By nightfall, a large crowd of up to 10,000 was back in Cairo’s Tahrir Square, the birthplace of the uprising, to vent anger over the acquittals. Similar protests went on in the Mediterranean port city of Alexandria and Suez on the Red Sea.
“Justice was not served,” said Ramadan Ahmed, whose son was killed on Jan. 28, the bloodiest day of last year’s uprising. “This is a sham,” he said outside the courthouse.
Protesters chanted: “A farce, a farce, this trial is a farce” and “The people want execution of the murderer.”

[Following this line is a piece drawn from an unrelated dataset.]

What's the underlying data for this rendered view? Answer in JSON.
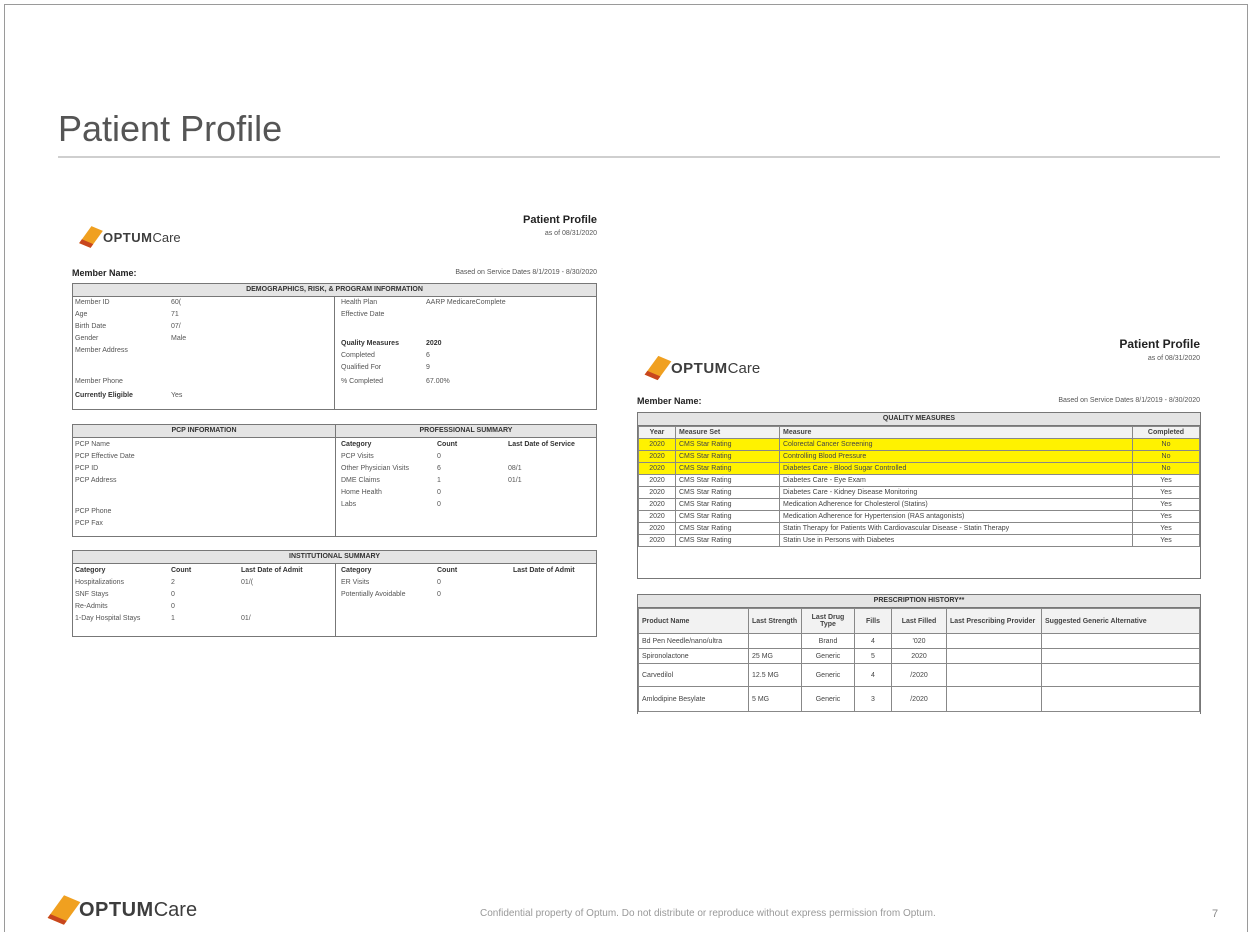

The case against Mubarak, his sons and top aides was limited in scope, focusing only on the uprising’s first few days and two narrow corruption cases. It was never going to provide a full accountability of wrongdoing under Mubarak’s three decades of authoritarian rule enforced by a brutal police force and a coterie of businessmen linked to the regime who amassed wealth while nearly half of Egypt’s estimated 85 million people lived in poverty.
Mubarak, 84, and his ex-security chief Habib el-Adly were both convicted of complicity in the killings of some 900 protesters and received life sentences. Six top police commanders were acquitted of the same charge with chief Judge Ahmed Rifaat saying there was a lack of concrete evidence.
That absolved the only other representatives of Mubarak’s hated security forces aside from el-Adly. It was a stark reminder that though the head has been removed, the body of the reviled security apparatus is largely untouched by genuine reform or purges since Mubarak was ousted 15 months ago.
Many of the senior security officials in charge during the uprising and the Mubarak regime continue to go to work every day at their old jobs.
In many ways, the old system remains in place. The clearest example of that is a key regime figure – Mubarak’s longtime friend and last prime minister, Ahmed Shafiq – is one of two candidates going to the presidential runoff set for June 16-17. On Saturday, Shafiq’s campaign headquarters in the cities of Fayyoum and Hurghada were attacked and damaged.
The generals who took over from Mubarak have not shown a will for vigorously prosecuting the old regime. That is something that neither Shafiq nor challenger Mohammed Morsi may have the political will or muscle to change when one is elected president.
Shafiq last week declared himself an admirer of the uprising, calling it a “religious revolution,” and pledged there would be no turning back of the clock while he is at the helm. On Saturday, he said the verdict showed that no one was above the law in today’s Egypt.
Morsi, of the fundamentalist Muslim Brotherhood, quickly tried to capitalize on the anger over the acquittals, vowing in a news conference that, if elected, he would retry Mubarak along with former regime officials suspected of involvement in killing protesters.
“Egypt and its revolutionary sons will continue their revolution. This revolution will not stop,” he said.